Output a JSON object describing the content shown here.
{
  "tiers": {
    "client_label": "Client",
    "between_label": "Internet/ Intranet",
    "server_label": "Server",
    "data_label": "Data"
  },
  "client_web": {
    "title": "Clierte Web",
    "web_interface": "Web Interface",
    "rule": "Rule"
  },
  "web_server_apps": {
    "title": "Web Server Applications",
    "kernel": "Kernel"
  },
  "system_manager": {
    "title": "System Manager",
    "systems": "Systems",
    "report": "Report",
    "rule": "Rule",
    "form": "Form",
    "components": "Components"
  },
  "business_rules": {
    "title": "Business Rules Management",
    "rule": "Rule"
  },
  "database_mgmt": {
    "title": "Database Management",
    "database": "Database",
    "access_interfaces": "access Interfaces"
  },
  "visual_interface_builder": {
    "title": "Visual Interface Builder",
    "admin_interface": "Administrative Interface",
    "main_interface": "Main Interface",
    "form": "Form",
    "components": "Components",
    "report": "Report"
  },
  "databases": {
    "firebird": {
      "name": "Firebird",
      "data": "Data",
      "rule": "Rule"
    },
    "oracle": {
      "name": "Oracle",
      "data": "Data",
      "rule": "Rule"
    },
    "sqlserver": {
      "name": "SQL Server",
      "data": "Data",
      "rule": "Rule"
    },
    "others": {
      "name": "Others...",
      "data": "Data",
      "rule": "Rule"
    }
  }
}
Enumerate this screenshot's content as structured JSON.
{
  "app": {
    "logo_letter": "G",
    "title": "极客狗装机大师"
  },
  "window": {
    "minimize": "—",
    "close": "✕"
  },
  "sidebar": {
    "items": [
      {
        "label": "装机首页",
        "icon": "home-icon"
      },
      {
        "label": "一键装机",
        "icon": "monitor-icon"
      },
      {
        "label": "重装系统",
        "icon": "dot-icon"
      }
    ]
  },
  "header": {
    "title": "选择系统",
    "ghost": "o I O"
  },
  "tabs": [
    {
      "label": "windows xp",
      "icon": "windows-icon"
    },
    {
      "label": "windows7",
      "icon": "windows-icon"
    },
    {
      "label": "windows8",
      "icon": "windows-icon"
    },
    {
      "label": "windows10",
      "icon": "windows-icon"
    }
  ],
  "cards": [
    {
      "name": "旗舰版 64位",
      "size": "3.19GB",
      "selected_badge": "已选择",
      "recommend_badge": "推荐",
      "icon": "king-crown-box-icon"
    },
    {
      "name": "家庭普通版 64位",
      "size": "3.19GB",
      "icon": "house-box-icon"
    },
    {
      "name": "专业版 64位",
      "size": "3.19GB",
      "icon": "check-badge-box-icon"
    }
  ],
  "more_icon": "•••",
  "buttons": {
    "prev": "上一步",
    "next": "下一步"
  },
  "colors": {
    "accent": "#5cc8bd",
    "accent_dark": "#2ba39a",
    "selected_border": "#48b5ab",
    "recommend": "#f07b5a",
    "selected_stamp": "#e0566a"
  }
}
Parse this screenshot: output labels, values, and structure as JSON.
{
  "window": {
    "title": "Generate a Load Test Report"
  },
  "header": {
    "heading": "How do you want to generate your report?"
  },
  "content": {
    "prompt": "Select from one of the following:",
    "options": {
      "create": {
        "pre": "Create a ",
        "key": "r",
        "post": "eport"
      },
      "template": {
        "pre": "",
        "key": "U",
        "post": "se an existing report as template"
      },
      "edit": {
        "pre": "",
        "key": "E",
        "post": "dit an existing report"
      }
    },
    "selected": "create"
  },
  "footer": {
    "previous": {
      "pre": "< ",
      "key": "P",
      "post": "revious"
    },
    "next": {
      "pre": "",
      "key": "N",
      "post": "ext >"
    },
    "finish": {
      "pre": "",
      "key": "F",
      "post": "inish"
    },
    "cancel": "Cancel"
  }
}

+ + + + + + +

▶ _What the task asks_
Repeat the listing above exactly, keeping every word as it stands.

▶ _Answer section_
Output a JSON object describing the content shown here.
{
  "tiers": {
    "client_label": "Client",
    "between_label": "Internet/ Intranet",
    "server_label": "Server",
    "data_label": "Data"
  },
  "client_web": {
    "title": "Clierte Web",
    "web_interface": "Web Interface",
    "rule": "Rule"
  },
  "web_server_apps": {
    "title": "Web Server Applications",
    "kernel": "Kernel"
  },
  "system_manager": {
    "title": "System Manager",
    "systems": "Systems",
    "report": "Report",
    "rule": "Rule",
    "form": "Form",
    "components": "Components"
  },
  "business_rules": {
    "title": "Business Rules Management",
    "rule": "Rule"
  },
  "database_mgmt": {
    "title": "Database Management",
    "database": "Database",
    "access_interfaces": "access Interfaces"
  },
  "visual_interface_builder": {
    "title": "Visual Interface Builder",
    "admin_interface": "Administrative Interface",
    "main_interface": "Main Interface",
    "form": "Form",
    "components": "Components",
    "report": "Report"
  },
  "databases": {
    "firebird": {
      "name": "Firebird",
      "data": "Data",
      "rule": "Rule"
    },
    "oracle": {
      "name": "Oracle",
      "data": "Data",
      "rule": "Rule"
    },
    "sqlserver": {
      "name": "SQL Server",
      "data": "Data",
      "rule": "Rule"
    },
    "others": {
      "name": "Others...",
      "data": "Data",
      "rule": "Rule"
    }
  }
}
Enumerate this screenshot's content as structured JSON.
{
  "app": {
    "logo_letter": "G",
    "title": "极客狗装机大师"
  },
  "window": {
    "minimize": "—",
    "close": "✕"
  },
  "sidebar": {
    "items": [
      {
        "label": "装机首页",
        "icon": "home-icon"
      },
      {
        "label": "一键装机",
        "icon": "monitor-icon"
      },
      {
        "label": "重装系统",
        "icon": "dot-icon"
      }
    ]
  },
  "header": {
    "title": "选择系统",
    "ghost": "o I O"
  },
  "tabs": [
    {
      "label": "windows xp",
      "icon": "windows-icon"
    },
    {
      "label": "windows7",
      "icon": "windows-icon"
    },
    {
      "label": "windows8",
      "icon": "windows-icon"
    },
    {
      "label": "windows10",
      "icon": "windows-icon"
    }
  ],
  "cards": [
    {
      "name": "旗舰版 64位",
      "size": "3.19GB",
      "selected_badge": "已选择",
      "recommend_badge": "推荐",
      "icon": "king-crown-box-icon"
    },
    {
      "name": "家庭普通版 64位",
      "size": "3.19GB",
      "icon": "house-box-icon"
    },
    {
      "name": "专业版 64位",
      "size": "3.19GB",
      "icon": "check-badge-box-icon"
    }
  ],
  "more_icon": "•••",
  "buttons": {
    "prev": "上一步",
    "next": "下一步"
  },
  "colors": {
    "accent": "#5cc8bd",
    "accent_dark": "#2ba39a",
    "selected_border": "#48b5ab",
    "recommend": "#f07b5a",
    "selected_stamp": "#e0566a"
  }
}
Parse this screenshot: output labels, values, and structure as JSON.
{
  "window": {
    "title": "Generate a Load Test Report"
  },
  "header": {
    "heading": "How do you want to generate your report?"
  },
  "content": {
    "prompt": "Select from one of the following:",
    "options": {
      "create": {
        "pre": "Create a ",
        "key": "r",
        "post": "eport"
      },
      "template": {
        "pre": "",
        "key": "U",
        "post": "se an existing report as template"
      },
      "edit": {
        "pre": "",
        "key": "E",
        "post": "dit an existing report"
      }
    },
    "selected": "create"
  },
  "footer": {
    "previous": {
      "pre": "< ",
      "key": "P",
      "post": "revious"
    },
    "next": {
      "pre": "",
      "key": "N",
      "post": "ext >"
    },
    "finish": {
      "pre": "",
      "key": "F",
      "post": "inish"
    },
    "cancel": "Cancel"
  }
}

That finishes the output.